Catcall – The Collapse Board Interview
by Bianca Valentino
Catcall is the latest musical project from Sydney-based musician Catherine Kelleher. Kelleher first performed as frontwoman for Australian DIY punk band Kiosk in the early 00s. Upon returning home from a 2006 Kiosk US tour Kelleher had a life changing moment (which she talks about here) and after much soul searching decided to create Catcall — an electro hip-pop delight.
I noticed on Twitter today you posted a photo of contents from a box you’d been going through that your mum had kept from when you were younger.
[Laughs] Oh yeah! I’m at my mum’s at the moment. My sister told me that she had discovered this box of things mum had — there’s all these letters we’d written mum and dad. The letters to Santa are so funny!
I noticed that. I know you grew you listening to a lot of the same music I have like Fugazi and other punk bands. Your Christmas wish list/letter to Santa featured requests for a Bush CD and a Michael Flatley Lord Of The Dance CD!
[Laughs] Yeah I was 11 or 12, and I was really confused. There was a Reef CD on that list as well. Around that time I was listening to a lot of chart stuff like Bush and bands like Everclear and Australian stuff like early 90s Powderfinger and Grinspoon. It was a funny time [laughs].
A request for your first concert ticket was also on the list.
Yeah, Homebake festival! It was when I was 12. I didn’t actually get to Homebake until I was 14 because my mum wouldn’t let me go. My first concert ended up being a Killing Heidi concert when I was 12; it was an all-ages show.
I found out about Catcall and what you do from Nathan (Howdeshell) of The Gossip. I thought it funny that I found out about an Australian artist via someone from overseas!
[Laughs] That’s cool! My first band [Kiosk] toured with The Gossip. In 2007 Catcall — a really early stage of the project – played with them. When I was in Kiosk we ended up playing Nathan’s parties in Portland when we got to tour America. Portland is really fun. Nathan used to run this night called Dunes at a disco. Portland is awesome, all the kids that he’s friends with are awesome and it’s so beautiful there. There’s so much going on for artists. Every two weeks they have a Thursday night where all the art galleries open and everyone moves from gallery to gallery.
Can you tell me about the feeling that you get on stage when you perform?
It’s happy. It’s my happy place. I’d rather be onstage or in my bed sleeping [laughs]. It’s almost like a meditation place for me. I kind of just zone out when I’m onstage. It’s where I’m having the most fun and I’m also at my most peaceful. Sometimes it might be different. It depends, if I’m having a bad show I’m not in that peaceful place, I’m really aware of things not going well — the show feels like it’s going on for an eternity. Most of the time I’m having a really great time and the show feels over in like five seconds.

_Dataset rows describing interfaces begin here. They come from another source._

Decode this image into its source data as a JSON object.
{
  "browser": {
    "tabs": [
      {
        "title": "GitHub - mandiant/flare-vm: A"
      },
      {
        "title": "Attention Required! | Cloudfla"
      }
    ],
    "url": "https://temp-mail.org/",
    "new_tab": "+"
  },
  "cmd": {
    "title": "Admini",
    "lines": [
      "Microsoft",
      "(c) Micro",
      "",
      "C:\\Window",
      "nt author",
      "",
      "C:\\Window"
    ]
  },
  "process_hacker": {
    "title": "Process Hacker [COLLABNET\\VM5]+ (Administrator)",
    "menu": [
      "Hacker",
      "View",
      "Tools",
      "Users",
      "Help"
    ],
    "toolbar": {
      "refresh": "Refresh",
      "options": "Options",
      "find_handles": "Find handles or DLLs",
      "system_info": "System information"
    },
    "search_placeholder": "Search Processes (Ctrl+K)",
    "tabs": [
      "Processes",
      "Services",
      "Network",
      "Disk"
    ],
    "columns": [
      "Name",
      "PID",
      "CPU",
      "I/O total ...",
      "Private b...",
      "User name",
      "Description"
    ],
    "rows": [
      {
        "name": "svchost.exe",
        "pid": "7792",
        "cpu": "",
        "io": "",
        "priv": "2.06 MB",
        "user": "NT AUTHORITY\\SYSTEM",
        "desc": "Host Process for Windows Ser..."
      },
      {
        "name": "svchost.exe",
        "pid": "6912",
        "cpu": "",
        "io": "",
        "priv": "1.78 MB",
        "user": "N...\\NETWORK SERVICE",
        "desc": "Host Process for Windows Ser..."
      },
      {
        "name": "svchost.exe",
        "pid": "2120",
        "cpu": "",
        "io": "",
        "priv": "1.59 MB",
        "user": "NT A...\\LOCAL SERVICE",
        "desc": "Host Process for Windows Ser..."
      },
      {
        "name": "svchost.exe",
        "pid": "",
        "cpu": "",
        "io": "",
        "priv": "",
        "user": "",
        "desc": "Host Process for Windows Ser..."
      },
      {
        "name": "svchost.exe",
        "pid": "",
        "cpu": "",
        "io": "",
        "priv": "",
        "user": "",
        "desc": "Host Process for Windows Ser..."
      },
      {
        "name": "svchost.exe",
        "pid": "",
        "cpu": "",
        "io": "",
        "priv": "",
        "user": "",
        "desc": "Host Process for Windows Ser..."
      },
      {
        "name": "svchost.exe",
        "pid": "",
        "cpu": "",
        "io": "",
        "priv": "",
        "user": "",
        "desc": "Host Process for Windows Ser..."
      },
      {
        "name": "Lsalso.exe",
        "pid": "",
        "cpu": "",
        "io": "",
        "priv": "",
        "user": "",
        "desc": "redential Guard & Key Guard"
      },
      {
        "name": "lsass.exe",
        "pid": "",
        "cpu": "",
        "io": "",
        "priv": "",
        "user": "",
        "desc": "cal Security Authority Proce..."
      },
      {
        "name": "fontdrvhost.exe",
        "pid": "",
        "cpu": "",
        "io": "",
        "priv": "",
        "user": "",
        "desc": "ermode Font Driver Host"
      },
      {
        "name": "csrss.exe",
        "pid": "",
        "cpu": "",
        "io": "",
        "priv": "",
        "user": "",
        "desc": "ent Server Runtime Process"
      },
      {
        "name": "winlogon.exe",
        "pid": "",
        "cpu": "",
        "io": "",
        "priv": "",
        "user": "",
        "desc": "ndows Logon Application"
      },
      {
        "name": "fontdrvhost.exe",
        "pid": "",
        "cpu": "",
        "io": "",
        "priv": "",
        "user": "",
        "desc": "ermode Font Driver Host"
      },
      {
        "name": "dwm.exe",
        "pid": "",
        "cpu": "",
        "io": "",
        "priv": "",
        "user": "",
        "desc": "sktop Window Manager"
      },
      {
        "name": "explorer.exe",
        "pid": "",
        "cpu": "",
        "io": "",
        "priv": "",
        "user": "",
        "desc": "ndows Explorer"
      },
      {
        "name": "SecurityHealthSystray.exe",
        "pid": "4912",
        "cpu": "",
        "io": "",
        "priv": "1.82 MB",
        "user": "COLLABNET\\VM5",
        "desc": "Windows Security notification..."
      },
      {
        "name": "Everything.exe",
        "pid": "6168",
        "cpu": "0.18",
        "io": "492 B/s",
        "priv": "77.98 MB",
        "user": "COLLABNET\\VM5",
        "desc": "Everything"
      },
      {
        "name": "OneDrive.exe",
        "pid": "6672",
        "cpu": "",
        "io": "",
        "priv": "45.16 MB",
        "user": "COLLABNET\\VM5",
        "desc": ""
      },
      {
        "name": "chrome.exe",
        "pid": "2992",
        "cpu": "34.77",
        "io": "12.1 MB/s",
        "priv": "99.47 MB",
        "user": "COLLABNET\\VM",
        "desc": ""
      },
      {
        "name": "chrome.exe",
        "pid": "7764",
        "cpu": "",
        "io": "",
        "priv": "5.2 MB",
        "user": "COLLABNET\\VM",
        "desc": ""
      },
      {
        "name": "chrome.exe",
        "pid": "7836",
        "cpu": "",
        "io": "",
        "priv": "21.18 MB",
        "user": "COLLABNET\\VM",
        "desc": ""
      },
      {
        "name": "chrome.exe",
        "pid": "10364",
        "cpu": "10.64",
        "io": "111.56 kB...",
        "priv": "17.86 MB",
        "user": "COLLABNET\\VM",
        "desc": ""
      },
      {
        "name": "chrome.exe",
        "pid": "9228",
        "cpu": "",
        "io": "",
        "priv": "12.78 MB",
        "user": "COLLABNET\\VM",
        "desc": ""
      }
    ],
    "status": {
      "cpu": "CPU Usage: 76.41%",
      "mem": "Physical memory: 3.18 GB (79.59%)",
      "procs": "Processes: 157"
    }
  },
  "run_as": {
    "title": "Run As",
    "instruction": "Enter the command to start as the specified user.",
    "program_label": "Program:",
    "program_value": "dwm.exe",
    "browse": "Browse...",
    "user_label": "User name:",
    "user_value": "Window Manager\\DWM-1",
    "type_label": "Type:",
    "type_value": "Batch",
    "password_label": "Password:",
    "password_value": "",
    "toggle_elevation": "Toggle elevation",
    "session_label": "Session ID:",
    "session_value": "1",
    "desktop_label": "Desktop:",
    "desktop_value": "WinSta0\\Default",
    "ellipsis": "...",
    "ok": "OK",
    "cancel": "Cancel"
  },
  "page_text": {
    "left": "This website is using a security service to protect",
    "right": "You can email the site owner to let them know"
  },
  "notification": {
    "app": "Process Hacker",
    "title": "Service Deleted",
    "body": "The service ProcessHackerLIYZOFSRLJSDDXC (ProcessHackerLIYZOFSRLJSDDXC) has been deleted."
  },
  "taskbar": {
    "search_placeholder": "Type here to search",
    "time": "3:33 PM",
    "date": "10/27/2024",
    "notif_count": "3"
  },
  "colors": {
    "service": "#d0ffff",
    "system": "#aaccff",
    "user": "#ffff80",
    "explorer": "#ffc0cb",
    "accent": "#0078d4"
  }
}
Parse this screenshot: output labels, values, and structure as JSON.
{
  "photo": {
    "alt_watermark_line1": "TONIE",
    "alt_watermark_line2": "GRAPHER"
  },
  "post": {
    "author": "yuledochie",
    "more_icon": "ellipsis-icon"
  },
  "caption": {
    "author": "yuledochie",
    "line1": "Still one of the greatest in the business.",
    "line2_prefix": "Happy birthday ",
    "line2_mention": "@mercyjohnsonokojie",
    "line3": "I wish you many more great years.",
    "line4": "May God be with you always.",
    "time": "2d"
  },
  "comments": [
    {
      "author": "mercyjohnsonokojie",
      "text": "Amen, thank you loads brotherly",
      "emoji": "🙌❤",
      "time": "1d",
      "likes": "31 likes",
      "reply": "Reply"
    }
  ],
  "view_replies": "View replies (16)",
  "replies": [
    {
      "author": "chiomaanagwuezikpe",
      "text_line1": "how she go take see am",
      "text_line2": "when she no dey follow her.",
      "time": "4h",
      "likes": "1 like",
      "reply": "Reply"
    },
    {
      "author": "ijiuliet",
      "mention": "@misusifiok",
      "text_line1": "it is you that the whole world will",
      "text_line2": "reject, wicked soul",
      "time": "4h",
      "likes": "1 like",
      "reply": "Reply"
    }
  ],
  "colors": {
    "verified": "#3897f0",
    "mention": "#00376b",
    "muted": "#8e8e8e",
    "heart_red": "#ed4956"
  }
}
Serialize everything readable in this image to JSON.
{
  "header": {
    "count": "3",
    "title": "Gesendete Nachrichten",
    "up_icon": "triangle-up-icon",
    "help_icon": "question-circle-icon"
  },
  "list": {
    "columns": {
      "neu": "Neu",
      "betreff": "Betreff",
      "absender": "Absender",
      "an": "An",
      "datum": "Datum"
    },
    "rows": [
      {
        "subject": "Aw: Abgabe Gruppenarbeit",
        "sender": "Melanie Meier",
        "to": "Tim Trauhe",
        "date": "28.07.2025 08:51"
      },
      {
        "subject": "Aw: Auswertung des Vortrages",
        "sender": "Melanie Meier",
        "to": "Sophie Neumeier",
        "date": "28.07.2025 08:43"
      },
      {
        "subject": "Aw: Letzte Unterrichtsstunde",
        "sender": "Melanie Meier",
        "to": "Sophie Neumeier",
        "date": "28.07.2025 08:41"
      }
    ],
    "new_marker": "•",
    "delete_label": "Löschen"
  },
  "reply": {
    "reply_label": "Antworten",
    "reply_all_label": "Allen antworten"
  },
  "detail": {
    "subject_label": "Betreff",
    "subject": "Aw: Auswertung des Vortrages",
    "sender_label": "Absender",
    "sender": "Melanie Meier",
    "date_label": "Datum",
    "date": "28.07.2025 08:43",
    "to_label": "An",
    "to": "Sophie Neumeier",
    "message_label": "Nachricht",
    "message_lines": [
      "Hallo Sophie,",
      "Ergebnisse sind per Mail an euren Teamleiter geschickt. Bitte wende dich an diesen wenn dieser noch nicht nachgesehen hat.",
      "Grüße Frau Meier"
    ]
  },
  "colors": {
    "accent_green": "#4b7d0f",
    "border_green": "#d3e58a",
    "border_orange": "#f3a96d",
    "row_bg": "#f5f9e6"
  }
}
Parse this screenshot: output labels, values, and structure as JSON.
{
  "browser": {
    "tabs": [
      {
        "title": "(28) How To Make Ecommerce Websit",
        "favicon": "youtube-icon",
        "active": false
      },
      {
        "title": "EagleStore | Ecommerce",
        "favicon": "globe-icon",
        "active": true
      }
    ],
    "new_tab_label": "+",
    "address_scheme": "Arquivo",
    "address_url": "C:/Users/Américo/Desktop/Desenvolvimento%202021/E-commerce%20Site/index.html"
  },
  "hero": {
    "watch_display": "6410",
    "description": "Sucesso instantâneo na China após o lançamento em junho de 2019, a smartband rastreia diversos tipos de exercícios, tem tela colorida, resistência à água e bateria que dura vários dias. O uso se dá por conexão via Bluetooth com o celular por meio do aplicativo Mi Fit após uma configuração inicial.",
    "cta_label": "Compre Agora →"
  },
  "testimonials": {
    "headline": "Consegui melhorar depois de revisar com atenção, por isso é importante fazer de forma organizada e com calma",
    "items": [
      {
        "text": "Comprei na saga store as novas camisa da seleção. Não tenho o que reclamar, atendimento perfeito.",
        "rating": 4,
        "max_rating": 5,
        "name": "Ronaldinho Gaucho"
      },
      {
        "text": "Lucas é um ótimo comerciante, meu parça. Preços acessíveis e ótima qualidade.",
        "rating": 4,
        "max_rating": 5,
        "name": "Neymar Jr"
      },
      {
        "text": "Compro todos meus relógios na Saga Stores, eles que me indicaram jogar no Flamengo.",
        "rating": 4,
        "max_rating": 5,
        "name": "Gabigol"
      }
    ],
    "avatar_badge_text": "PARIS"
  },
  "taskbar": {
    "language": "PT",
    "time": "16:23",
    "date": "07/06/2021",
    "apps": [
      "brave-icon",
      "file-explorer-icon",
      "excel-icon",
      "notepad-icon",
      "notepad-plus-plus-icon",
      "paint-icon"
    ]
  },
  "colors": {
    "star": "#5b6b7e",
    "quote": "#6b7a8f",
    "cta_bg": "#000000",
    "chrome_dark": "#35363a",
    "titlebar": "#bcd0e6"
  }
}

As a solo artist, being right out the front, are you comfortable out there?
Definitely! I feel really comfortable on stage. The early stages of the project when I was playing live were really under-formed. When I look back on it now I can’t believe that I did that because that show wasn’t very prepared or strong. I think I can get through any show though now that I’ve had the experience of forming something in front of people. It was the same with Kiosk, I felt we grew up in front of people. The Catcall show has grown up in front of people; there was a clear progression between the early under-formed stage of it to what it is now. I feel that confidence has been maintained maybe the whole time and now I just draw on the fact that I had it earlier on and did what I did to feel even more confident now — I feel a lot stronger now.
How old where you when you first started making music?
I was 17. I was in Kiosk. I’d never played anything before we started the band. I brought a keyboard and then we got a drum kit and guitars somehow, we had a jam and that’s how everything started – we put together some songs. Since then I’ve been pretty consistent for the last six or seven years.
What musicians did you idolize growing up? You were a fan of Hole and The Go-Go’s?
Yeah, yeah, I was a big fan of Sonic Youth growing up! I only became obsessed with The Go-Go’s in the last four or five years, when I was 20. Hole … you know how at the time you probably wouldn’t admit that you’re into Hole but then looking back you go, “Oh my god they were awesome!”
I’ve been a big Hole fan since the 90s. I’m actually sitting in my office right now looking at a 1995 Hole Australian tour poster that’s got a Barbie kind of image on it.
Wow! That’s awesome. I also started getting into Bikini Kill — that was pretty inspirational. Then there’s all the punk bands I like: The Germs, Black Flag — they were all exciting to me. Sonic Youth and Kim Gordon was really inspiring. Fleetwood Mac and Christine McVie have been really influential recently. I’m obsessed with Fleetwood Mac.